At Speyside Stoves, we operate on a two-month leadtime for installation, but with higher demand during the winter months, it can sometimes stretch to three. We’d suggest that if you know that you’d like to drink your mulled wine in front of a beautiful fire – book ahead of time! Don’t wait until Christmas is right around the corner because you will be left disappointed. It may seem strange planning for the winter months with your shorts on (if we’re lucky) but summer is the perfect time to get in contact to secure your installation spot for later in the year. Good quality tradesman will be popular due to their expertise and to get quality you will have to be organised.
If you do find an installer at the beginning of December who can install by Christmas, please be vigilant. Check testimonials, completed work, qualifications… you know what we’re saying.
Is burning wood bad for the environment?
Possibly THE most frequently asked question we get! And the answer is burning wood is not ‘bad’ for the environment.
When compared with other fuels, burning wood has been proven to be better for the environment. Wood is a renewable resource and when it is burned it releases the same amount of greenhouse gasses as taken up by the tree during its life cycle or, put simply, they are carbon neutral. If you use a wood burner as a source of heat you are, in fact, being kinder to the environment because you are replacing the need to use gas, oil or electricity for heating.
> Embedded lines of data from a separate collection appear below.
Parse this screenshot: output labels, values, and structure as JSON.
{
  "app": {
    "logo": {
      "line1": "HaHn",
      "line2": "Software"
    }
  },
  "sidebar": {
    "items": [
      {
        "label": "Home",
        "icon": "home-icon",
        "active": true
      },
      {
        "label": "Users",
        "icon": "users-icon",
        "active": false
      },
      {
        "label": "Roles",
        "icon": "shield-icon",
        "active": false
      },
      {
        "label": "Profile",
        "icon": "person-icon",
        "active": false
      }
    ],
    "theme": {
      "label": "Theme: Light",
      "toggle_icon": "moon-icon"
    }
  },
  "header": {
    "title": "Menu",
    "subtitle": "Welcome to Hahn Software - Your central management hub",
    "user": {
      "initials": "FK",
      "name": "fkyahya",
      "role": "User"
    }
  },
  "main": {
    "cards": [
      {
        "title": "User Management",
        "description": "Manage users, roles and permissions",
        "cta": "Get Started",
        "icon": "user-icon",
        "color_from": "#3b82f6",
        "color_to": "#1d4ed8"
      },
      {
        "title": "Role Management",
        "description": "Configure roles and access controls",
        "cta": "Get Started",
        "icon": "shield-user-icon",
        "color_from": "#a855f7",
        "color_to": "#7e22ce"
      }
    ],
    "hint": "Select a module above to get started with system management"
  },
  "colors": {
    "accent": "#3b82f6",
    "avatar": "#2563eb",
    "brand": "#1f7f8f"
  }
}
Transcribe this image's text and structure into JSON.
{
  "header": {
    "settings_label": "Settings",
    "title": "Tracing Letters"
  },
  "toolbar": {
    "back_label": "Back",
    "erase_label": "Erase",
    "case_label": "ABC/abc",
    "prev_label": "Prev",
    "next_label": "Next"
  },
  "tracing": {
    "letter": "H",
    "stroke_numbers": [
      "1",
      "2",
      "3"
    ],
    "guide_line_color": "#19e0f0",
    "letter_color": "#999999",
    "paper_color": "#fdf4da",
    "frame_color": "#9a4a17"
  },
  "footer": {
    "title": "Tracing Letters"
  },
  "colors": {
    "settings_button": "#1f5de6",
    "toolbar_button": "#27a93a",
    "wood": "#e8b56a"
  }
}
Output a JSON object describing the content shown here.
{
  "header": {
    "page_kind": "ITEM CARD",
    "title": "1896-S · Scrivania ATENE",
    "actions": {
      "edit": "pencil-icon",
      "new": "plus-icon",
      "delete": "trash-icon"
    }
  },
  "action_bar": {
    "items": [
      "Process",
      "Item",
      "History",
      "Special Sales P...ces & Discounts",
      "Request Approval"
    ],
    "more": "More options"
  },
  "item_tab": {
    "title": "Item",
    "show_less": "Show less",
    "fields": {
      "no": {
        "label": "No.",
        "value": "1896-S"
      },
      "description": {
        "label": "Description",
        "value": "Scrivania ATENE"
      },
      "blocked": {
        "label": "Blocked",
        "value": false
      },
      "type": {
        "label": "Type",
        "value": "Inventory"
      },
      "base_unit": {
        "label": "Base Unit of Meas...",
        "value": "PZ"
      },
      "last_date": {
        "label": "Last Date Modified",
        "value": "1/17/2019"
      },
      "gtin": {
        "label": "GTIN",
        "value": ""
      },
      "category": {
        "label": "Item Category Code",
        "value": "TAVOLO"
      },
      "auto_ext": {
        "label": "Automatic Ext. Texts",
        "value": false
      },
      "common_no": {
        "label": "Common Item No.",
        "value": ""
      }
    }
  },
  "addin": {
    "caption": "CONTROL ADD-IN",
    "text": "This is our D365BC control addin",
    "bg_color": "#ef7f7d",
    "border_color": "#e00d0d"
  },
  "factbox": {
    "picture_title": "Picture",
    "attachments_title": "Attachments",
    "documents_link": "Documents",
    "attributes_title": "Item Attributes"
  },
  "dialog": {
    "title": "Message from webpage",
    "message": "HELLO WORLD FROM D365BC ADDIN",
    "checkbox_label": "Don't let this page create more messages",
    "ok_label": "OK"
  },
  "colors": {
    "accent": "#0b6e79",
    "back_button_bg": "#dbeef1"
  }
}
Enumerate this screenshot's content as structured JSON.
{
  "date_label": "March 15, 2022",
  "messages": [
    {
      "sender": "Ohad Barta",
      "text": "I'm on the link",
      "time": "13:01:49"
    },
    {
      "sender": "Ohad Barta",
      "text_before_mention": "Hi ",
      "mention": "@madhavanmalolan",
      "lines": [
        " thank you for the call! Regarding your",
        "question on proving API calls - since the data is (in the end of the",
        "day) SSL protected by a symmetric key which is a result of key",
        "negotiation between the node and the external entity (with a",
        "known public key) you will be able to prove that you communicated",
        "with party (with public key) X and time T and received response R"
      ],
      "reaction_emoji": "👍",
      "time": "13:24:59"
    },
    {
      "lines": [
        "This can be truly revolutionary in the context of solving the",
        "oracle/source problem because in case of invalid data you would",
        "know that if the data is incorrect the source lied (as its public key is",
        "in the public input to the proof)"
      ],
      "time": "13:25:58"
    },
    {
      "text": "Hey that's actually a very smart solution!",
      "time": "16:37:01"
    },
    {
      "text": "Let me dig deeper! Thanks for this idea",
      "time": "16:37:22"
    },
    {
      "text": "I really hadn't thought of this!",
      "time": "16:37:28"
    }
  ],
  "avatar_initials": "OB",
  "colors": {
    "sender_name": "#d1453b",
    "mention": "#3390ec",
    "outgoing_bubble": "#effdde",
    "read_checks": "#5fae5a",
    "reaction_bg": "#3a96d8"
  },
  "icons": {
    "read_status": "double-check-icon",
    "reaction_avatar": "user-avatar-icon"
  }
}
All hard wood types are perfect and because of the density they will burn longer and give off more energy for a longer period of time. One negative of hard wood is it takes longer to dry naturally. When a tree is freshly cut the moisture content can be as much as 50%. If the tree is cut and stored the wood’s moisture will naturally reduce to 30%-40%. However, tests have shown that flue gasses become ‘clean’ at around 20% and to achieve this naturally the wood would need to be stored for several years. That’s a little longer than most people are happy to wait so to achieve ready-to-burn wood with a moisture content less than 20% it must be kiln dried.
At Speyside Stoves, we recommend kiln dried Silver Birch to our customers.
Are wood-burning stoves easy to maintain?
Easier than you think as long as your wood burner is installed correctly!
Cleaning out the wood burner only needs to be done occasionally, not every day like a traditional open fire. Burning wood on a bed of ash actually helps; the wood combusts and creates a better bed for the fire to grow. Wood burning stoves are built to take very high temperatures.
To get the best from your stove, it needs to be maintained. This can be easily taken care of with an annual sweep. At Speyside Stoves, we recommend everyone get their chimney or flue swept by a qualified chimney sweep at least once a year. This can include replacing any bricks, glass or door rope.
Keep this up and your wood-burning stove should operate perfectly for many years to come.
How to clean the glass door of a wood-burning stove?
It’s really simple! Roll up your sleeves and bring out the elbow grease.
Step 1: Wet a bit of newspaper or kitchen roll.
Step 2: Dab it in the ash from the night before and wipe on the glass. This will take off the residue from the previous night’s burning.
Step 3: Use a bit of water on kitchen roll to wipe clean. Spray on glass cleaner for wood burners is available. It has a chemical in it to help protect the glass and can give you a better finish.